--- Data for this task ---
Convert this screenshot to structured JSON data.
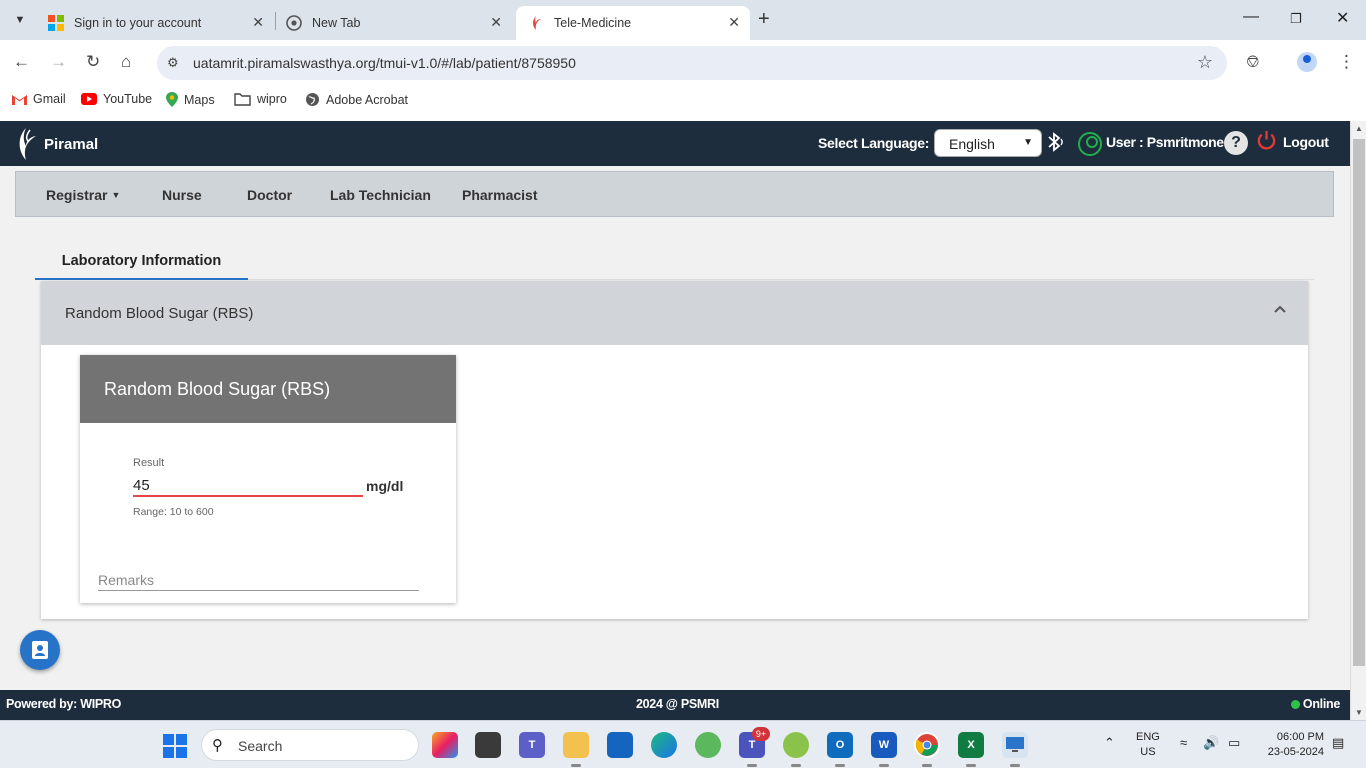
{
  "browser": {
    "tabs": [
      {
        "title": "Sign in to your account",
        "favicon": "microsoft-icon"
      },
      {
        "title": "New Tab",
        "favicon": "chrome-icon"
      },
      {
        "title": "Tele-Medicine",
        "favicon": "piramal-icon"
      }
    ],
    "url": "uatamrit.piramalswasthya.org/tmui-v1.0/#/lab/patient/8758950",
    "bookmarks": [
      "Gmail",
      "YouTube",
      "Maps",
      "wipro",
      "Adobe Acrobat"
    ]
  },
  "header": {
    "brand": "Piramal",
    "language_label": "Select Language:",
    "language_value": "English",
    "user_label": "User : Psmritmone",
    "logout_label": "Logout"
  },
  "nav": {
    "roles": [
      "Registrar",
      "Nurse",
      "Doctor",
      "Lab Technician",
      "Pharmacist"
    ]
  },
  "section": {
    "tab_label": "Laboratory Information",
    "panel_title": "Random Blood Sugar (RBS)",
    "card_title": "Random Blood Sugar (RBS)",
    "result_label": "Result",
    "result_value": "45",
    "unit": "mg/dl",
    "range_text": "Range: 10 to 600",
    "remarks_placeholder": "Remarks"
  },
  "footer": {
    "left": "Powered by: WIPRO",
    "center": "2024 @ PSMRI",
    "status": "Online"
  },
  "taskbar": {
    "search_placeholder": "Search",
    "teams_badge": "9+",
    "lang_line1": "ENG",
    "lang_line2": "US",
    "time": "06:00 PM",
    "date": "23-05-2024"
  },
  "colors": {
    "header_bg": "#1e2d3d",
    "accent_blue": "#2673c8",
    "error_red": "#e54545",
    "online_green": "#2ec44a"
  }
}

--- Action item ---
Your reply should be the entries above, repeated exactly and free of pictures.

--- Solution to this task ---
Convert this screenshot to structured JSON data.
{
  "browser": {
    "tabs": [
      {
        "title": "Sign in to your account",
        "favicon": "microsoft-icon"
      },
      {
        "title": "New Tab",
        "favicon": "chrome-icon"
      },
      {
        "title": "Tele-Medicine",
        "favicon": "piramal-icon"
      }
    ],
    "url": "uatamrit.piramalswasthya.org/tmui-v1.0/#/lab/patient/8758950",
    "bookmarks": [
      "Gmail",
      "YouTube",
      "Maps",
      "wipro",
      "Adobe Acrobat"
    ]
  },
  "header": {
    "brand": "Piramal",
    "language_label": "Select Language:",
    "language_value": "English",
    "user_label": "User : Psmritmone",
    "logout_label": "Logout"
  },
  "nav": {
    "roles": [
      "Registrar",
      "Nurse",
      "Doctor",
      "Lab Technician",
      "Pharmacist"
    ]
  },
  "section": {
    "tab_label": "Laboratory Information",
    "panel_title": "Random Blood Sugar (RBS)",
    "card_title": "Random Blood Sugar (RBS)",
    "result_label": "Result",
    "result_value": "45",
    "unit": "mg/dl",
    "range_text": "Range: 10 to 600",
    "remarks_placeholder": "Remarks"
  },
  "footer": {
    "left": "Powered by: WIPRO",
    "center": "2024 @ PSMRI",
    "status": "Online"
  },
  "taskbar": {
    "search_placeholder": "Search",
    "teams_badge": "9+",
    "lang_line1": "ENG",
    "lang_line2": "US",
    "time": "06:00 PM",
    "date": "23-05-2024"
  },
  "colors": {
    "header_bg": "#1e2d3d",
    "accent_blue": "#2673c8",
    "error_red": "#e54545",
    "online_green": "#2ec44a"
  }
}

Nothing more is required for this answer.